Data in this exercise:
Segment Open

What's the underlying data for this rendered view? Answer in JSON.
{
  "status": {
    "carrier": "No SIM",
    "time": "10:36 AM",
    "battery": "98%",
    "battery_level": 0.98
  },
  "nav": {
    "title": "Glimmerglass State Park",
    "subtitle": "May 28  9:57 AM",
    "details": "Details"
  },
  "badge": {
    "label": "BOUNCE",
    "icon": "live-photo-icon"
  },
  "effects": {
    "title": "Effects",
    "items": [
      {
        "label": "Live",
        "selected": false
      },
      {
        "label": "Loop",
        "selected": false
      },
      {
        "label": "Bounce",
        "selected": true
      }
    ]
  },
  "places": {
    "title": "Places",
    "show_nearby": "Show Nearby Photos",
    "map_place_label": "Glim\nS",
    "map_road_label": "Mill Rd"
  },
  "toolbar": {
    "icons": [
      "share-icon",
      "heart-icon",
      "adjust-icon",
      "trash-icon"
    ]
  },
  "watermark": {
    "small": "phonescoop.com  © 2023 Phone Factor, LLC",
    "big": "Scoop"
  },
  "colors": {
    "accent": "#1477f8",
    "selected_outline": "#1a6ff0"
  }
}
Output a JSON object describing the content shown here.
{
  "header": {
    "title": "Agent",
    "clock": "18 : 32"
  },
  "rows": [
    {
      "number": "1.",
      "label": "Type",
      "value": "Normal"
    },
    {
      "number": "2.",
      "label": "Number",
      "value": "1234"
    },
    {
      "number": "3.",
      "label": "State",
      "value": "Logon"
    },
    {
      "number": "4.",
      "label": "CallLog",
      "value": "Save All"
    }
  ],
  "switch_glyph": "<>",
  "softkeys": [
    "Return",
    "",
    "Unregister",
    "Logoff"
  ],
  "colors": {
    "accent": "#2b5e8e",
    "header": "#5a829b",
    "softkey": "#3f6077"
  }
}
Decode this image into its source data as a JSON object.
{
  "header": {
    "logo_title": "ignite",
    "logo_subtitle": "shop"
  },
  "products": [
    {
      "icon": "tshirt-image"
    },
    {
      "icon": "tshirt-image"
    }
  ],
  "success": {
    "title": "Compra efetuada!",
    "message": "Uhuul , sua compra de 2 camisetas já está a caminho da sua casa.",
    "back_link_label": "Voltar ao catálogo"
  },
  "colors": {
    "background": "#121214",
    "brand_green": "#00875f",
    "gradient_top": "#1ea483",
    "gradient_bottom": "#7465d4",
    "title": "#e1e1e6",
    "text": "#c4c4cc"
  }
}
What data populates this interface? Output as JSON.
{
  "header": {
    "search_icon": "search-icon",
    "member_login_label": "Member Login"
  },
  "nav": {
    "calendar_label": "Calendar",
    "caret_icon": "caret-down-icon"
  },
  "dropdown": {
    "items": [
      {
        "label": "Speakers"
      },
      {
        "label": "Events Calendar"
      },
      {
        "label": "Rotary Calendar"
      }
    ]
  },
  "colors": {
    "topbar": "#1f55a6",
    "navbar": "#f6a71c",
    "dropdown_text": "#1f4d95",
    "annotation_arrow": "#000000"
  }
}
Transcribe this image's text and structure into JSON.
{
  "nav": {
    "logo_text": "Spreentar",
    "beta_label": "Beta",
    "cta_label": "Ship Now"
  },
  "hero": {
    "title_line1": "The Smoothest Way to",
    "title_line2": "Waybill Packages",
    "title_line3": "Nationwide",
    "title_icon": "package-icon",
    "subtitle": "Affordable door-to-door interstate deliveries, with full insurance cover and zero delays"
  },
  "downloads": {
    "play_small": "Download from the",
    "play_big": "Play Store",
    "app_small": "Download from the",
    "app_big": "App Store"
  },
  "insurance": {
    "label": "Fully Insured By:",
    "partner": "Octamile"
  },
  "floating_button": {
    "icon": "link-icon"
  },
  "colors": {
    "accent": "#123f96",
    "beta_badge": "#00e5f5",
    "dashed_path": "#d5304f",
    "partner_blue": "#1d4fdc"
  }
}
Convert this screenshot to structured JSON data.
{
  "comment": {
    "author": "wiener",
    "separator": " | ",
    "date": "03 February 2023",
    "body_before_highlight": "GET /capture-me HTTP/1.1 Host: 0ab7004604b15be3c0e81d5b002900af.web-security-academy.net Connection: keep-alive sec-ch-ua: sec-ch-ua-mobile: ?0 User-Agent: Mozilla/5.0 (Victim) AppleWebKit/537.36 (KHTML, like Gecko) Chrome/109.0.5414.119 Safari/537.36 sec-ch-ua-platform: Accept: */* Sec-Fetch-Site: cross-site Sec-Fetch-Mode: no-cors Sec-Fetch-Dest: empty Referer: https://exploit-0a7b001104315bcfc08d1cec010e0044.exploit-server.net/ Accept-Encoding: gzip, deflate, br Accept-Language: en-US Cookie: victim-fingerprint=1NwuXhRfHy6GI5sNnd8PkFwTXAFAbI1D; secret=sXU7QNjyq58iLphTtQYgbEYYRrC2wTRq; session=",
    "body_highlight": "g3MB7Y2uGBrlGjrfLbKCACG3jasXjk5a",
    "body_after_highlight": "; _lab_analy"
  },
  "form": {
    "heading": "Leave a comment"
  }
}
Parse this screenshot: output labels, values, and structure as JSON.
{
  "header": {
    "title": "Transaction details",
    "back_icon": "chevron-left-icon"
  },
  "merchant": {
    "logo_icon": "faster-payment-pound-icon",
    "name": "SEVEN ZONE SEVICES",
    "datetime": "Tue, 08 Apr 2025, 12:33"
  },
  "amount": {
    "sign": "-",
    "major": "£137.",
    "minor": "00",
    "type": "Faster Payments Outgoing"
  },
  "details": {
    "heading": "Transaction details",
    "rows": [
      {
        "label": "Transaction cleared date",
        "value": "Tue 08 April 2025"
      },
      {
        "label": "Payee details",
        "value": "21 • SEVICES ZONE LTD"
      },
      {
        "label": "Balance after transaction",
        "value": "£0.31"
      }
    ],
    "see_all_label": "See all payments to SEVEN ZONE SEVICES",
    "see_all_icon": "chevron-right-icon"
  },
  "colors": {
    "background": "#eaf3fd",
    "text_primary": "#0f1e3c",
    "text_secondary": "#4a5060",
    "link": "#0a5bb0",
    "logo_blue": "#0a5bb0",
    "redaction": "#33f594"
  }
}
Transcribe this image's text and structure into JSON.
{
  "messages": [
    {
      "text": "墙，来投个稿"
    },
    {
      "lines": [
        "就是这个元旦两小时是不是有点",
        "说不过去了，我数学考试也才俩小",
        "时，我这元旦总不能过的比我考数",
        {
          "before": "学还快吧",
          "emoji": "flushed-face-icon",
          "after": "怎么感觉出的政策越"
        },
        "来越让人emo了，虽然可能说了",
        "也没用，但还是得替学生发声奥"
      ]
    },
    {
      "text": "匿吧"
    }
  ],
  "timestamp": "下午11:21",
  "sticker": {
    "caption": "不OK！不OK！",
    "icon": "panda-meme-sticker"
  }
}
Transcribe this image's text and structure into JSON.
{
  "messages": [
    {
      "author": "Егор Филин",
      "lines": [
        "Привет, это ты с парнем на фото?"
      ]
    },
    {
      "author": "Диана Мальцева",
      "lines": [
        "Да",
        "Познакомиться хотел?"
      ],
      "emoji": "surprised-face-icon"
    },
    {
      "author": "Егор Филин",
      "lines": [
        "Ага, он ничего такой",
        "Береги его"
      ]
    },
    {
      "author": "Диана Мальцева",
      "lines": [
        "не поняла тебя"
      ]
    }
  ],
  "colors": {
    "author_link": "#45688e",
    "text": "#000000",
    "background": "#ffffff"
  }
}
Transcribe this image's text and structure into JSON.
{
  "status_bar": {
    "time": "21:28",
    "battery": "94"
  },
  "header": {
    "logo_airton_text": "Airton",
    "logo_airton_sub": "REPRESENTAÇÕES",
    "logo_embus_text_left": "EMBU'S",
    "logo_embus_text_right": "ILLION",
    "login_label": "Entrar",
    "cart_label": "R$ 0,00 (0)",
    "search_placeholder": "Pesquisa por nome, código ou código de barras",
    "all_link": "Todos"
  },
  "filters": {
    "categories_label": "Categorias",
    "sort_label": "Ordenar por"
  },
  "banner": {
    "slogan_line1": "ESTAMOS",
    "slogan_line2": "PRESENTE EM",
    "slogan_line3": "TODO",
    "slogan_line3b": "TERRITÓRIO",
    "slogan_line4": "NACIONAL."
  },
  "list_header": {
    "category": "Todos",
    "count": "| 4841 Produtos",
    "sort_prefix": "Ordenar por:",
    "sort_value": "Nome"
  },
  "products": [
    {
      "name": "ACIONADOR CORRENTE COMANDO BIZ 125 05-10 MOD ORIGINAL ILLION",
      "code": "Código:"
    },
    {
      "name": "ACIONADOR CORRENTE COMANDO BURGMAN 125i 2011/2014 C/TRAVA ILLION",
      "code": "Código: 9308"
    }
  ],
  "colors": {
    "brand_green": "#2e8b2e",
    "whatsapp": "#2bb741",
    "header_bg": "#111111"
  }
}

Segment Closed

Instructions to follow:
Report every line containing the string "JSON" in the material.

Task response:
What's the underlying data for this rendered view? Answer in JSON.
Output a JSON object describing the content shown here.
Decode this image into its source data as a JSON object.
What data populates this interface? Output as JSON.
Transcribe this image's text and structure into JSON.
Convert this screenshot to structured JSON data.
Parse this screenshot: output labels, values, and structure as JSON.
Transcribe this image's text and structure into JSON.
Transcribe this image's text and structure into JSON.
Transcribe this image's text and structure into JSON.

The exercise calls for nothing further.